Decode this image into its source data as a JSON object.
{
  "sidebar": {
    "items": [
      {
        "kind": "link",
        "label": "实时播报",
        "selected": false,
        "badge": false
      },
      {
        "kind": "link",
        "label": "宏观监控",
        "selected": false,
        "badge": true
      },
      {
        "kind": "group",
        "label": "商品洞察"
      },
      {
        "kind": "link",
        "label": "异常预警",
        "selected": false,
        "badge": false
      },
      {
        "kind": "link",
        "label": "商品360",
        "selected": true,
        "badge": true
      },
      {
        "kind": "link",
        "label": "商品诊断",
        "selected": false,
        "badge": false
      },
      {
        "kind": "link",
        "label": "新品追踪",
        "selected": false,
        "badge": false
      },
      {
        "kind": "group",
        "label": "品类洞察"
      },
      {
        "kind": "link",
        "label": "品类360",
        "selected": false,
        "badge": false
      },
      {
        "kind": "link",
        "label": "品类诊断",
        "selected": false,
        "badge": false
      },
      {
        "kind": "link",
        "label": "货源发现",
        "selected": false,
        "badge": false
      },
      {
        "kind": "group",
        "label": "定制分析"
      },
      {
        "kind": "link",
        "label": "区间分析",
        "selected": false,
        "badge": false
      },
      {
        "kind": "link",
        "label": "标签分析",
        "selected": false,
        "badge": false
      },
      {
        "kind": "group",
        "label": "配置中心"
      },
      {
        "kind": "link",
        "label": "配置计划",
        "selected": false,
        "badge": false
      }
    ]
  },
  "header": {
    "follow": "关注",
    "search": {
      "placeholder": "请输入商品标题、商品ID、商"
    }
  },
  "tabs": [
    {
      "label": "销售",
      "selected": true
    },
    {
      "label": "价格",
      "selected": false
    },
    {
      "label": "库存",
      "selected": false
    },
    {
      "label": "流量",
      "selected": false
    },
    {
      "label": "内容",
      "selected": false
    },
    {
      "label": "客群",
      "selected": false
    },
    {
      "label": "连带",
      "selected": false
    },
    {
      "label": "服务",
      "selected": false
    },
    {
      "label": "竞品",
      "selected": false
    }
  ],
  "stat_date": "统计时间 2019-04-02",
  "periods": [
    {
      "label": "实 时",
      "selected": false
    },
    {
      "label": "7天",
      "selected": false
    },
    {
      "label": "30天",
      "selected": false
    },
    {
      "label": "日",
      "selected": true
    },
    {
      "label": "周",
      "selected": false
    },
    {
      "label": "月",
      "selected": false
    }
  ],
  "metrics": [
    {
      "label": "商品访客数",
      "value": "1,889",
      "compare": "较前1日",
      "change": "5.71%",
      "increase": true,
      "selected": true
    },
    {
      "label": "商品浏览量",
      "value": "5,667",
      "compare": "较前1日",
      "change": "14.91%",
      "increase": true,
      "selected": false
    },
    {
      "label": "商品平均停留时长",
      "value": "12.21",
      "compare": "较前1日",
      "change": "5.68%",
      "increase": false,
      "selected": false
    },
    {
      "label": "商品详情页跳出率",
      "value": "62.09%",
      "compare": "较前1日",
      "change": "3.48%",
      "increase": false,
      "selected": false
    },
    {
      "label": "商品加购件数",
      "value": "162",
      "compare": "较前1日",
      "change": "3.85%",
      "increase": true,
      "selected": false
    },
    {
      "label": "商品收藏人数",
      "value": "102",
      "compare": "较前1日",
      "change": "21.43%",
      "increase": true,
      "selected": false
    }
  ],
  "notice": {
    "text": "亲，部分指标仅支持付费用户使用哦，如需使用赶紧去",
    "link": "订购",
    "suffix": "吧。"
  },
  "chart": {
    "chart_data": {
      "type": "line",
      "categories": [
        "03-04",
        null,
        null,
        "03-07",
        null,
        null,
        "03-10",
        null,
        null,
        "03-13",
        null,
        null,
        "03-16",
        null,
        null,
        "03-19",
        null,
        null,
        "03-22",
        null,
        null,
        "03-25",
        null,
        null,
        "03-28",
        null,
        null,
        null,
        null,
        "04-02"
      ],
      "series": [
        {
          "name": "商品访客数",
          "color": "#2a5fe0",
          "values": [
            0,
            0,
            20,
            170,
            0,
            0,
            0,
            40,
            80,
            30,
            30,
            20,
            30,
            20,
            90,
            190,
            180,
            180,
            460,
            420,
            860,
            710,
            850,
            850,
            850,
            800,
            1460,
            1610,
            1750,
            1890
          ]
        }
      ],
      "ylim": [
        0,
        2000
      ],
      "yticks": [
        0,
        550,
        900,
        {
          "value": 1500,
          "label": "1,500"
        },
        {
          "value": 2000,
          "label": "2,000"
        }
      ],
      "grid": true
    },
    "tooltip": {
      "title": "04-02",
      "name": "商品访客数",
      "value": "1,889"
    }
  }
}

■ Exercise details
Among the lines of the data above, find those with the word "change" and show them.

■ Answer space
      "change": "5.71%",
      "change": "14.91%",
      "change": "5.68%",
      "change": "3.48%",
      "change": "3.85%",
      "change": "21.43%",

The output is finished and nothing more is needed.